Hundreds of people on both sides of the debate over physician-assisted suicide traveled to Albany on Monday for a hearing on legislation that would allow people with a terminal illness to request life-ending medication from a doctor.
The measure has been discussed for years in the state capital, but faces significant legislative opposition and isn’t expected to pass before lawmakers adjourn their session in June. Under the proposal, which is based on Oregon’s 21-year-old law, a person with a terminal illness and a life expectancy of six months or less may request that the physician end their life if at least two doctors agree with the prognosis and determine the patient is of sound mind.

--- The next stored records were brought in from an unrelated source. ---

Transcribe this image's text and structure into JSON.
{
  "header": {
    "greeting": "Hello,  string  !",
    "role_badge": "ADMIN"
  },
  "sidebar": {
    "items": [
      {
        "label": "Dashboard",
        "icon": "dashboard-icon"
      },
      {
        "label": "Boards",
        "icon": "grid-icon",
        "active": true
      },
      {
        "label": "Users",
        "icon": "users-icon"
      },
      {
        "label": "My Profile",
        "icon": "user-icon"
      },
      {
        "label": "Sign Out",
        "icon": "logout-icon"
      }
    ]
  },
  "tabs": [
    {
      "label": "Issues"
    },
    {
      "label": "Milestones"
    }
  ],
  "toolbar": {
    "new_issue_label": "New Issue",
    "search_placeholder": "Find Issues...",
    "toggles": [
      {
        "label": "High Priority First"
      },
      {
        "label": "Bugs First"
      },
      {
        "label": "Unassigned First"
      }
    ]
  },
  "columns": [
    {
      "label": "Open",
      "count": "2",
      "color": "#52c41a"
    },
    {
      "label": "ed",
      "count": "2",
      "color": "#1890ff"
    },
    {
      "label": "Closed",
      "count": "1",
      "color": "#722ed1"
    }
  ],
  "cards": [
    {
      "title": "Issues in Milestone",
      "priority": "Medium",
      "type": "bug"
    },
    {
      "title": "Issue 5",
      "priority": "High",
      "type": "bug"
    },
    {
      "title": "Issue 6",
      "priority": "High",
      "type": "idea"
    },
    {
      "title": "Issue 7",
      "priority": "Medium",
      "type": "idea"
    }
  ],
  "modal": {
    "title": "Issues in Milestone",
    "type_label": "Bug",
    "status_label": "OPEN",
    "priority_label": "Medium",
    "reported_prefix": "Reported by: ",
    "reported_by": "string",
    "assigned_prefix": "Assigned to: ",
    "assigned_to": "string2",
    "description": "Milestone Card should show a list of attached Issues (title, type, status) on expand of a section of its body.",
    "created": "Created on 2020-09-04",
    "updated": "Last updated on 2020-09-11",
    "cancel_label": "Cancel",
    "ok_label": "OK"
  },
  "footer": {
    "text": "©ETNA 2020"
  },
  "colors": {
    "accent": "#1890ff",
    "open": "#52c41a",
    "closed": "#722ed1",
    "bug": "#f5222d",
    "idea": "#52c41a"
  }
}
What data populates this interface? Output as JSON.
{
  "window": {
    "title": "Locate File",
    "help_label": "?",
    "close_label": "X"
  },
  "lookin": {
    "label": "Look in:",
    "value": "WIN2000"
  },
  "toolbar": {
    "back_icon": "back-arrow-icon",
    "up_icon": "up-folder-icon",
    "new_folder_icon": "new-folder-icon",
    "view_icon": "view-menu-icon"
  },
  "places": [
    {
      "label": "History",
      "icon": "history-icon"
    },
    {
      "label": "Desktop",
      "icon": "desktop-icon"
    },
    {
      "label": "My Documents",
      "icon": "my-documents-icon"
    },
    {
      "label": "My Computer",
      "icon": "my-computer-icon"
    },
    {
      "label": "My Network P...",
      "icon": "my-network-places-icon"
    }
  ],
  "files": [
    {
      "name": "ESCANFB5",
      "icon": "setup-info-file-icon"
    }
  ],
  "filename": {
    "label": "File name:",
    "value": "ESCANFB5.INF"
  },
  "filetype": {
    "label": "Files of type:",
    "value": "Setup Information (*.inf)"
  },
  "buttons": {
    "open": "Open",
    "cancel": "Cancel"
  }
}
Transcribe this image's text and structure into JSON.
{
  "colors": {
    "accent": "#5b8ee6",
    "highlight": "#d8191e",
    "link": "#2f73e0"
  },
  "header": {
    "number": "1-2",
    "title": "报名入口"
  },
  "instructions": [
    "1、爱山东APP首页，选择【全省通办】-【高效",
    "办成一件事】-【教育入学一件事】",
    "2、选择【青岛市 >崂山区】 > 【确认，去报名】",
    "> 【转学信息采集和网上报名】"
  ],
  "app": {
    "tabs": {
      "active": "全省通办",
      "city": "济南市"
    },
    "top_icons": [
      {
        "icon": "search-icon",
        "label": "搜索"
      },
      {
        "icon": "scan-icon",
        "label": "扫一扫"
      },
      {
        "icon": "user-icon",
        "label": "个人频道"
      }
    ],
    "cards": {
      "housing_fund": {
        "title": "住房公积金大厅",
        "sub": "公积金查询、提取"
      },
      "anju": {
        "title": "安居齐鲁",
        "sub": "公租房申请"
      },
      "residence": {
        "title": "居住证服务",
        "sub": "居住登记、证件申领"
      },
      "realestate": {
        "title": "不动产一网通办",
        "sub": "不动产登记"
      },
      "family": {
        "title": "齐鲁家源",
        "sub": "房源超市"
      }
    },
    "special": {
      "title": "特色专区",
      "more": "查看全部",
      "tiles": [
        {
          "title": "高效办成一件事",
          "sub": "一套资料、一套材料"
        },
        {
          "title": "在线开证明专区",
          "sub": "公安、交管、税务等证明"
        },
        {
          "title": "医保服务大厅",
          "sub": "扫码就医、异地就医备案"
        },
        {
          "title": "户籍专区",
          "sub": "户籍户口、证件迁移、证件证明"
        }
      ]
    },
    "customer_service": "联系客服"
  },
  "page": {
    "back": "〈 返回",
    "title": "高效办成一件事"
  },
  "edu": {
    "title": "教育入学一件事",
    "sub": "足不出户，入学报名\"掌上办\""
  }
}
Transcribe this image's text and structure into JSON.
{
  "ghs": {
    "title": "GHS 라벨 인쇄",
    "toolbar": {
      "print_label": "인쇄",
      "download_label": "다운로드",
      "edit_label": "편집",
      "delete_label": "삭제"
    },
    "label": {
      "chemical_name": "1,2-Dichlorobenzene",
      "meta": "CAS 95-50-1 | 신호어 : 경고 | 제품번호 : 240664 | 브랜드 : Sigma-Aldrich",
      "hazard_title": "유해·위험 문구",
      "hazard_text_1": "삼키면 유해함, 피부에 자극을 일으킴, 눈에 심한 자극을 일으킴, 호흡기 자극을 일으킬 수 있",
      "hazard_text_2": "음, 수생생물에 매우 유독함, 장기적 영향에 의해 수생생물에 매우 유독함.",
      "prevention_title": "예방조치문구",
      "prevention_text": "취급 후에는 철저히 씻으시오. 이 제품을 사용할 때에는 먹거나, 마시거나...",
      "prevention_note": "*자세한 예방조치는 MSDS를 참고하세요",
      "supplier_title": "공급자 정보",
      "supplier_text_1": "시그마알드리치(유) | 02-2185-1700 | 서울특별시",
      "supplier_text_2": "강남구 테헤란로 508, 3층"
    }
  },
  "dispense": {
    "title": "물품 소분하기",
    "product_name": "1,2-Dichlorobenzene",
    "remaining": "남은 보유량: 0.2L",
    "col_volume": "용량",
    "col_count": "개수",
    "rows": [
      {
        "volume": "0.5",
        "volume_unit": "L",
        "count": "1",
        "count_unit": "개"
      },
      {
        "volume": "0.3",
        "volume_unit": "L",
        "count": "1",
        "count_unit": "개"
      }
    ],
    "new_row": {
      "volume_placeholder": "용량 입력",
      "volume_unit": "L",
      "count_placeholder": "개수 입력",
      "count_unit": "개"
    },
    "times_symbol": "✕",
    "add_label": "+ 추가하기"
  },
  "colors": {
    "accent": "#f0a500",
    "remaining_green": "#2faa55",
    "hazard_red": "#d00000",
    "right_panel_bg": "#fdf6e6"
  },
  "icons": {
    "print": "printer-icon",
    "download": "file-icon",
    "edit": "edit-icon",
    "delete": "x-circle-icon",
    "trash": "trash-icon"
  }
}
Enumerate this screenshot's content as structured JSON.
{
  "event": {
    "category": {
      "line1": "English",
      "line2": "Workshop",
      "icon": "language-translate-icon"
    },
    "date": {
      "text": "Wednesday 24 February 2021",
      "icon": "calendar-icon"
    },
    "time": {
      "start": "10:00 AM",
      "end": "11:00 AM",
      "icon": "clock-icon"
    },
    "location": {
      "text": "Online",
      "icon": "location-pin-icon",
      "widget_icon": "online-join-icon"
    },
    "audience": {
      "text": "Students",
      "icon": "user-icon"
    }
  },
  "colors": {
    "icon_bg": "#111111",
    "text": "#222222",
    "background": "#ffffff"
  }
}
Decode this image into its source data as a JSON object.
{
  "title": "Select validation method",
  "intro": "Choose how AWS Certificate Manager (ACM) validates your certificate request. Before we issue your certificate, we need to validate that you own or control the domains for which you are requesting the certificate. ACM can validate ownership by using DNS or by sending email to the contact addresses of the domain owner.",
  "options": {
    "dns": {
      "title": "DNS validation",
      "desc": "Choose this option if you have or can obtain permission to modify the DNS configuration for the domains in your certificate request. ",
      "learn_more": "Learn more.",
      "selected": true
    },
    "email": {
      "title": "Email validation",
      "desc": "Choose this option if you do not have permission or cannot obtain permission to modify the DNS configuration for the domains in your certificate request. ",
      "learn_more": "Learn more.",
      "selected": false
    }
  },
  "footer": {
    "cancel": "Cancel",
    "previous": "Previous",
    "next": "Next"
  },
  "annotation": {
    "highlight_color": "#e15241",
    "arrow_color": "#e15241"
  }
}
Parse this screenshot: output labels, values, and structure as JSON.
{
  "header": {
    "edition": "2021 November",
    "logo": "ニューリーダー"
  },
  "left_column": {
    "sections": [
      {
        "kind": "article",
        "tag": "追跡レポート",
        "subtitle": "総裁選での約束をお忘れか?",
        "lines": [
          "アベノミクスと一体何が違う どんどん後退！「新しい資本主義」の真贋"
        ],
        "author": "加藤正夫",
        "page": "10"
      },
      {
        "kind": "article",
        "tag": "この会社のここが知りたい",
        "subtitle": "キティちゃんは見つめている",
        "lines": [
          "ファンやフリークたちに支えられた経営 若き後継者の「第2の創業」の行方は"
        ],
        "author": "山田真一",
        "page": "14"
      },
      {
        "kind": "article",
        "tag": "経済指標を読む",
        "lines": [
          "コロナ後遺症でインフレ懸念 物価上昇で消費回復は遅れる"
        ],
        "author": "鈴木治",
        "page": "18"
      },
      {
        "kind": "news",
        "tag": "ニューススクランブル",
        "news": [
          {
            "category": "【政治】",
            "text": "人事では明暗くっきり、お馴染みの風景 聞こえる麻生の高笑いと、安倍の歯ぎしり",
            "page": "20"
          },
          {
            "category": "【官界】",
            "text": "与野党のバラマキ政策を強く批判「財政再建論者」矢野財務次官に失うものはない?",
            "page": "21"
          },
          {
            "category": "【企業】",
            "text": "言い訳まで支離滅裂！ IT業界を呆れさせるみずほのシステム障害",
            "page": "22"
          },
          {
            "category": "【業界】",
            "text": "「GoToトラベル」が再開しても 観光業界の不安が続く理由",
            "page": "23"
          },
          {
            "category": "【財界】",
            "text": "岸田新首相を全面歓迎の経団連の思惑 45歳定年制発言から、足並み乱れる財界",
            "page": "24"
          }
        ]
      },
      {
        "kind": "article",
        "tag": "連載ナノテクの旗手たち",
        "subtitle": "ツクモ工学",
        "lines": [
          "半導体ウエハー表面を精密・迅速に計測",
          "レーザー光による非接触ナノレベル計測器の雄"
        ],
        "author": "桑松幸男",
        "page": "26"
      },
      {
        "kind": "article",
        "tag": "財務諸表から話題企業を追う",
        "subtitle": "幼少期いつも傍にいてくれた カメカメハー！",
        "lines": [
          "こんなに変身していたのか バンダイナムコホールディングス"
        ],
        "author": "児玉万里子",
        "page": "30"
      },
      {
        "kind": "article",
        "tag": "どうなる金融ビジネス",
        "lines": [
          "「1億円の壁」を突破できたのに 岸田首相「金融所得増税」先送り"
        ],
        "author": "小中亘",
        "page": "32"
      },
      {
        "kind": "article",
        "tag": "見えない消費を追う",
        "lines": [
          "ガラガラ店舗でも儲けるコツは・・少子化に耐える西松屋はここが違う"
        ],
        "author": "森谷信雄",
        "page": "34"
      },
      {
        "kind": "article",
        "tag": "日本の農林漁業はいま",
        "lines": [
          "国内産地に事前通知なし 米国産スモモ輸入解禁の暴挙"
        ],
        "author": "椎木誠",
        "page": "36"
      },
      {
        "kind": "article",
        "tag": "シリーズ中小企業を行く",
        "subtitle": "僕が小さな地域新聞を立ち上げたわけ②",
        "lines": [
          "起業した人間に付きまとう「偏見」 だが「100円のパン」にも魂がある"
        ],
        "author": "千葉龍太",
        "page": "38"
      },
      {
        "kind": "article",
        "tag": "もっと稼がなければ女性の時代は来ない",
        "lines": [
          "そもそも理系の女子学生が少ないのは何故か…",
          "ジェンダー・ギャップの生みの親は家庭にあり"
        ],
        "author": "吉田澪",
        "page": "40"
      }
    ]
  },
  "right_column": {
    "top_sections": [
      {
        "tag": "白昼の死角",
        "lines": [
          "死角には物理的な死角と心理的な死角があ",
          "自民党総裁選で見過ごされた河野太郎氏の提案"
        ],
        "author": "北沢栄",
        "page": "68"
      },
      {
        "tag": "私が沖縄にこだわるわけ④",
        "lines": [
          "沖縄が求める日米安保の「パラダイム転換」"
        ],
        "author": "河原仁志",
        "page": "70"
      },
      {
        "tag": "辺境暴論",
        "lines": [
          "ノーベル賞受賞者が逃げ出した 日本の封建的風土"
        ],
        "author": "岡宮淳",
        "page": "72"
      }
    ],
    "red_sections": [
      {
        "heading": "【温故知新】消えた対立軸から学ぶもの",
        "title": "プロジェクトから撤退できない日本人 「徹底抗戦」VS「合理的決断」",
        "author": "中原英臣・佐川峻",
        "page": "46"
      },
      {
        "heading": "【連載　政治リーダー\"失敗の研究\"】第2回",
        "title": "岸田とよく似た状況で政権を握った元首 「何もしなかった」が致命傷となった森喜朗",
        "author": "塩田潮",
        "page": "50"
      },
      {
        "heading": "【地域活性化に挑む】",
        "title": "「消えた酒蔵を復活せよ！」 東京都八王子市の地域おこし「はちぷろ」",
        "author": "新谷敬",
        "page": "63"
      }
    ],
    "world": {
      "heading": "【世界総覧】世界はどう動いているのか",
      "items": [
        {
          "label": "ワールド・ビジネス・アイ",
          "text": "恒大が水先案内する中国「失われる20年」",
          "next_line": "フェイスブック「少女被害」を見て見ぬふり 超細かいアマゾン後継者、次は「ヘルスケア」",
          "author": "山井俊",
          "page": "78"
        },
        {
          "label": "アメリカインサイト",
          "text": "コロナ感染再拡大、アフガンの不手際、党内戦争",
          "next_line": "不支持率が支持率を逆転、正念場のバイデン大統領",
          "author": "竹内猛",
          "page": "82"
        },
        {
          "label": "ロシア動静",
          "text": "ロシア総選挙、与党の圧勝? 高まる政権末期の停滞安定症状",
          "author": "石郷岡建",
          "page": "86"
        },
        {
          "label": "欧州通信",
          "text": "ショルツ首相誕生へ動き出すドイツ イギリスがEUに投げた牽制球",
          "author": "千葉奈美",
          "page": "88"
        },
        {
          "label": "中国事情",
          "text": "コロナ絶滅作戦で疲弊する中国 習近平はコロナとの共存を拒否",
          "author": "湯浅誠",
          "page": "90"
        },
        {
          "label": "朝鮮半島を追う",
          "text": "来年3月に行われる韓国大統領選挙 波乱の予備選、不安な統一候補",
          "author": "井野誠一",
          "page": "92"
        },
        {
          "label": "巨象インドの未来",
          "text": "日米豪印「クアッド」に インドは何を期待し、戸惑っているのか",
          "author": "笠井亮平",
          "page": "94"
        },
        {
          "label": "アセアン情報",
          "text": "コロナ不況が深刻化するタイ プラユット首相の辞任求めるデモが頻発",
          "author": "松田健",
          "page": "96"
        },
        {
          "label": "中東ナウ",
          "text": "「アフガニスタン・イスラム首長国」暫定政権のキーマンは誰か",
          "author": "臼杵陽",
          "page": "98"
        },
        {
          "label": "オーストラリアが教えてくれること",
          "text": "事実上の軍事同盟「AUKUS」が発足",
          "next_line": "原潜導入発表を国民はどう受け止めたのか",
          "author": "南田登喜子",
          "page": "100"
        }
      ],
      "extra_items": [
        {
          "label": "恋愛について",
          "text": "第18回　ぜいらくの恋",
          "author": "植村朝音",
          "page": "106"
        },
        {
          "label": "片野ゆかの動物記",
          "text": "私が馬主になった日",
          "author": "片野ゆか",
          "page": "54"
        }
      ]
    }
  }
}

Supporters say people have the right to die with dignity instead of suffering needlessly. Opponents, including Agudath Israel of America’s Chayim Aruchim and the Catholic Church, argue the law could be exploited.
A second hearing on the bill is scheduled for May 3 in New York City, where Agudah’s Mordechai Biser is scheduled to testify.